Although I wouldn’t necessarily apply this principle to the criminal justice system or our national defense policy, I think it’s a good principle for our personal lives. Indeed, I think it gets to the heart of Jesus’ words against judging.
With this in mind, you can imagine what I think of this week’s popular blog post by Rachel Held Evans entitled “Inside Mark Driscoll’s disturbed mind.”
How does Held Evans know not simply that Driscoll can be a boorish jerk at times, or that he believes things with which she strenuously disagrees—but that he has an “ugly heart,” that he has a “disturbed” and “troubled mind,” and that he “needs counseling”? Because of some recently unearthed comments that he posted pseudonymously to his church website 14 years ago.
Fourteen years ago.
By all means, at 31, he was old enough to know better, to be smarter—heck, to be a better human being! But is it fair to judge the man today based on what he said or did 14 years ago? Suppose that 14 years ago (or five years ago, or last year, or last month) someone secretly filmed or taped you at your worst. How would you look? What conclusions would people reach about you as a person right now? And would those conclusions be fair?
Driscoll has recently apologized for some of the very things that Held Evans doesn’t like about him. Is it impossible to believe that the Holy Spirit can actually change someone’s heart?

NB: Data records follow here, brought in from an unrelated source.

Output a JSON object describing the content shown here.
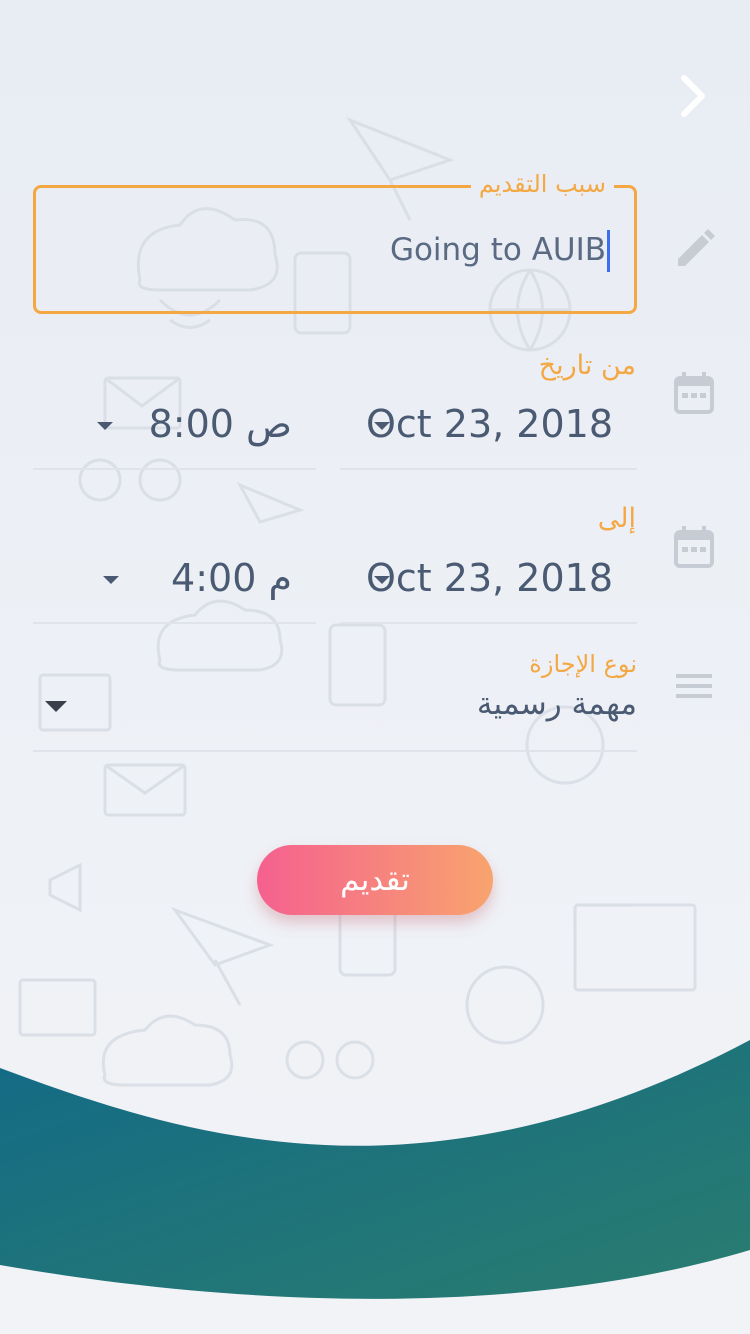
{
  "colors": {
    "accent": "#f4a843",
    "text": "#4a5a72",
    "icon": "#c7ccd4",
    "caret": "#3b6ef0",
    "button_start": "#f5608f",
    "button_end": "#f8a46e",
    "wave_start": "#136a86",
    "wave_end": "#2a7d6f"
  },
  "header": {
    "back_icon": "chevron-right-icon"
  },
  "reason": {
    "label": "سبب التقديم",
    "value": "Going to AUIB",
    "icon": "pencil-icon"
  },
  "from": {
    "label": "من تاريخ",
    "date": "Oct 23, 2018",
    "time": "8:00 ص",
    "icon": "calendar-icon"
  },
  "to": {
    "label": "إلى",
    "date": "Oct 23, 2018",
    "time": "4:00 م",
    "icon": "calendar-icon"
  },
  "leave_type": {
    "label": "نوع الإجازة",
    "value": "مهمة رسمية",
    "icon": "menu-icon"
  },
  "submit": {
    "label": "تقديم"
  }
}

It’s hard to miss the irony when this same Rachel Held Evans complained in a post just two days earlier about her own critics, asking, “What do you do when religious people respond to your questions by calling you names? By mocking you? By casting you out?”

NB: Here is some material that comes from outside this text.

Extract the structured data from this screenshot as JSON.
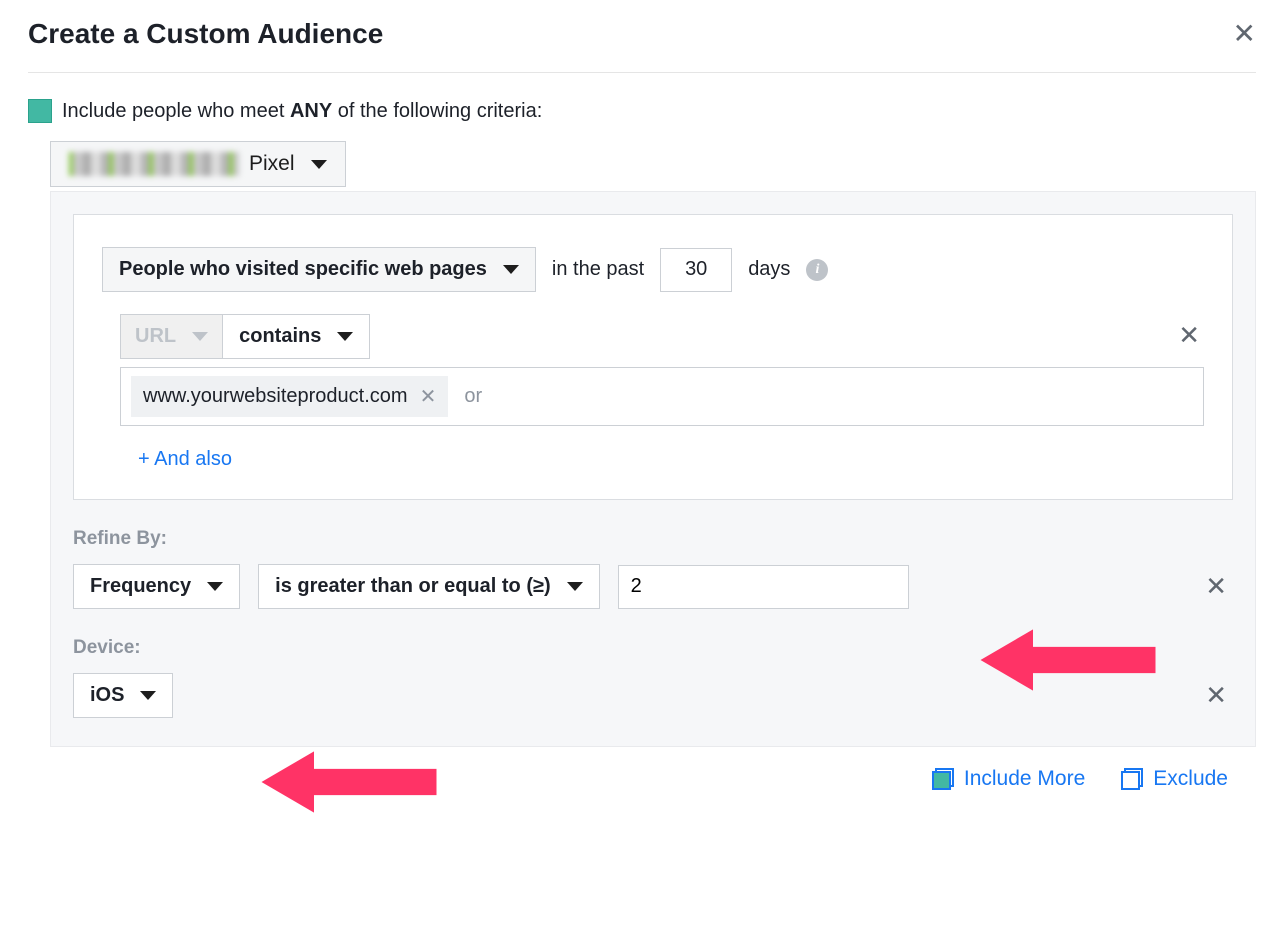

Held Evans doesn’t get many dissenters in the comments section of any of her posts, but she got at least one very smart one—a theologian and apologist from New Zealand whom I read named Glenn Peoples. He wrote:
I say this with not the least bit of hope that it will do any good, and I’d like to be wrong.
You say that there’s no excuse to be had because of “youth,” because he wasn’t even a youth. Fair enough. And yet, the very reason this needs to be pointed out is because you are aware that this was some time ago now, and you know that Mark – even though you evidently do not like him or what he says – no longer says things. He has “grown up,” even if you think he should have known better even then.
You say “I’m as sick as everyone else of talking about this guy.” But the truth is that you’ve spent many words criticising him. However, until now you’ve been criticising him for the person he is – or at very least the person you take him to be – now. Why then do you need, now, to give coverage to this gold nugget, this scoop that someone has uncovered, this smoking gun of how much worse Mark was years ago? Is it because you think he has regressed to that old self?
How is this not just a Christianised version of the British tabloid? yes, Mark has been a jerk and confirmed some male stereotypes in the process. There’s a certain stereotype about girls and gossip too.
Ponder the reactions you are now getting. One woman has said, in effect, that she has been concerned about mark for some time, but now she has seen THIS! As though this represents how bad he has gotten. But it doesn’t, does it?
I’ve criticised Mark in the past and have no problem with those who do. But this? This does not help your own reputation any more than it helps Mark’s.
Keep it juicy, RHE. Apparently it’s the thing now.